— Activity —
Lift every line from the entries that includes the word "place".

— Materials provided —
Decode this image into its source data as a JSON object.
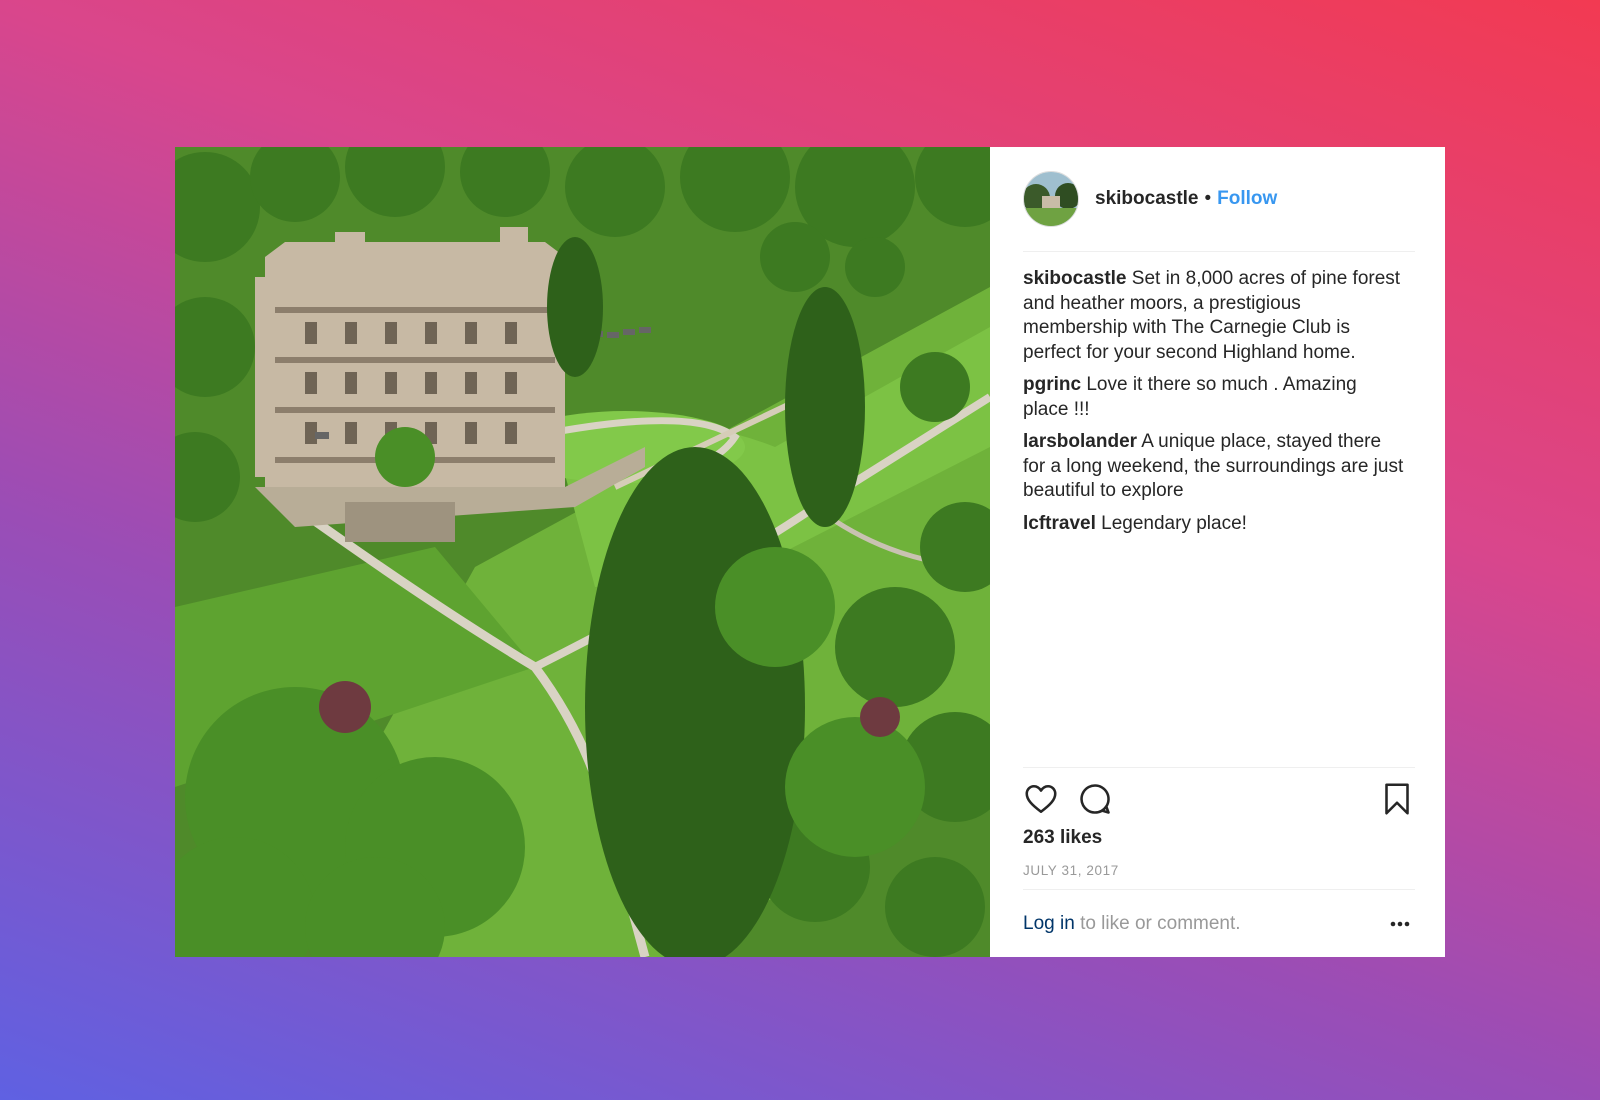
{
  "post": {
    "username": "skibocastle",
    "separator": "•",
    "follow_label": "Follow",
    "comments": [
      {
        "user": "skibocastle",
        "text": "Set in 8,000 acres of pine forest and heather moors, a prestigious membership with The Carnegie Club is perfect for your second Highland home."
      },
      {
        "user": "pgrinc",
        "text": "Love it there so much . Amazing place !!!"
      },
      {
        "user": "larsbolander",
        "text": "A unique place, stayed there for a long weekend, the surroundings are just beautiful to explore"
      },
      {
        "user": "lcftravel",
        "text": "Legendary place!"
      }
    ],
    "likes": "263 likes",
    "date": "JULY 31, 2017",
    "login_link": "Log in",
    "login_rest": "to like or comment."
  },
  "icons": {
    "like": "heart-icon",
    "comment": "comment-icon",
    "save": "bookmark-icon",
    "more": "more-options-icon"
  },
  "colors": {
    "link": "#3897f0",
    "text": "#262626",
    "muted": "#999999",
    "login_link": "#003569"
  }
}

— Completed exercise —
        "text": "Love it there so much . Amazing place !!!"
        "text": "A unique place, stayed there for a long weekend, the surroundings are just beautiful to explore"
        "text": "Legendary place!"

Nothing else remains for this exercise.